In 2005 the GAO found: 28 percent of large corporations paid no taxes. (It defined large corporations as those with assets of at least $250 million dollars or gross receipts of at least $50 million dollars.)
So, these corporations essentially pay little or no taxes, have money to burn,‘influence’ your representatives with the untaxed income, get a cute, inoffensive name of “special interests” pinned on them and, of late, convinced the government to hand over trillions of dollars of taxpayer money to bail them out. In New Hampshire, Article 10 (our Right of Revolution clause) tells us that: “Government being instituted for the common benefit, protection, and security, of the whole community, and not for the private interest or emolument of any one man, family, or class of men; therefore, whenever the ends of government are perverted, and public liberty manifestly endangered, and all other means of redress are ineffectual, the people may, and of right ought to reform the old, or establish a new government. The doctrine of nonresistance against arbitrary power, and oppression, is absurd, slavish, and destructive of the good and happiness of mankind.”
So, Article 10 confirms the rumor we all heard in civics class (back when they actually taught it) that the ‘People’ created “government” for the “common benefit” of the “community” and NOT “for private interest”. It also confirms that if “the ends of government are perverted” and our requests for specific change aren’t met and our “means of redress are ineffectual” we may DO something aboutit and that “nonresistence against arbitrary power and oppression is absurd”.
Guess where that leaves us.
So folks, I’m a little old to be grabbing my rifle, which was hopefully made in New Hampshire, and heading for Concord and we all, likely, have a few other things on our plate this year that might be interfered with were we to kick off a rebellion against the government as authorized by Article 10. Wouldn’t it be a whole lot easier to add one (1) simple sentence (only 24 words) to our Constitution that might actually have the same effect as reforming government through a revolution?

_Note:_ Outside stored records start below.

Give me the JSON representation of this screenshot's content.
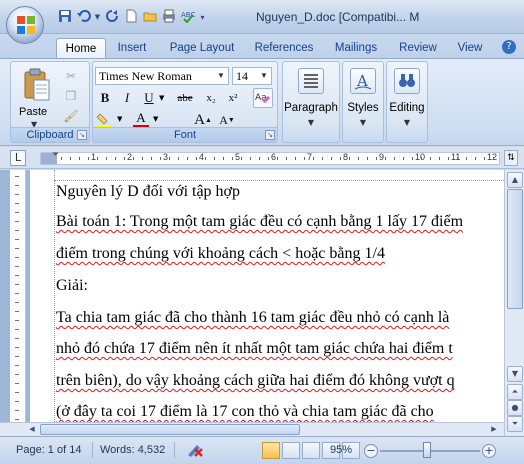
{
  "window": {
    "title": "Nguyen_D.doc [Compatibi... M"
  },
  "quick_access": {
    "icons": [
      "save-icon",
      "undo-icon",
      "redo-icon",
      "new-icon",
      "open-icon",
      "print-icon",
      "spell-icon",
      "dropdown-icon"
    ]
  },
  "tabs": [
    {
      "label": "Home",
      "active": true
    },
    {
      "label": "Insert"
    },
    {
      "label": "Page Layout"
    },
    {
      "label": "References"
    },
    {
      "label": "Mailings"
    },
    {
      "label": "Review"
    },
    {
      "label": "View"
    }
  ],
  "clipboard": {
    "paste_label": "Paste",
    "group_label": "Clipboard"
  },
  "font": {
    "name": "Times New Roman",
    "size": "14",
    "group_label": "Font",
    "bold": "B",
    "italic": "I",
    "underline": "U",
    "strike": "abe",
    "subscript": "x₂",
    "superscript": "x²",
    "grow": "A",
    "shrink": "A",
    "highlight_color": "#ffff00",
    "font_color": "#e00000"
  },
  "groups": {
    "paragraph": "Paragraph",
    "styles": "Styles",
    "editing": "Editing"
  },
  "ruler": {
    "numbers": [
      "1",
      "2",
      "3",
      "4",
      "5",
      "6",
      "7",
      "8",
      "9",
      "10",
      "11",
      "12"
    ]
  },
  "document": {
    "lines": [
      "Nguyên lý D đối với tập hợp",
      "Bài toán 1: Trong một tam giác đều có cạnh bằng 1 lấy 17 điểm",
      "điểm trong chúng với khoảng cách < hoặc bằng 1/4",
      "Giải:",
      "Ta chia  tam giác đã cho thành 16 tam giác đều nhỏ có cạnh là",
      "nhỏ đó chứa 17 điểm nên ít nhất một tam giác chứa hai điểm t",
      "trên biên), do vậy khoảng cách giữa hai điểm đó không vượt q",
      "(ở đây ta coi 17 điểm là 17 con thỏ và chia tam giác đã cho"
    ]
  },
  "status": {
    "page": "Page: 1 of 14",
    "words": "Words: 4,532",
    "zoom": "95%",
    "zoom_level_percent": 95
  }
}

If we did it here in New Hampshire, added one sentence, 24 words, to our Constitution and it slammed the door shut on “special interest” control over our elected officials, returning control of them (government officials) to us (their employers) it might just catch on. Other states might follow suit. That said, even if the other 49 states were sissies and didn’t implement similar Amendments, we would still have recaptured OUR state for the People who pay the bills. When they (the agents of “special interests”) cry foul, ask why artificial people should have the same Rights as flesh and blood human beings? When they (the agents of “special interests”) cry foul, ask why we should give up 24% of our ‘earned’ income to government when the artificial person skates on their responsibility yet expects equal representation? When they (the agents of “special interests”) cry foul, ask why flesh and blood human beings go to prison for trying to bribe public officials but artificial people can?
One sentence, 24 words... Too much to ask?
Christopher T. Sununu
Mike J. Cryans
Russell E Prescott
Theodore L. Gatsas
Debora B. Pignatelli
Click on the above photos to read about each of our council members.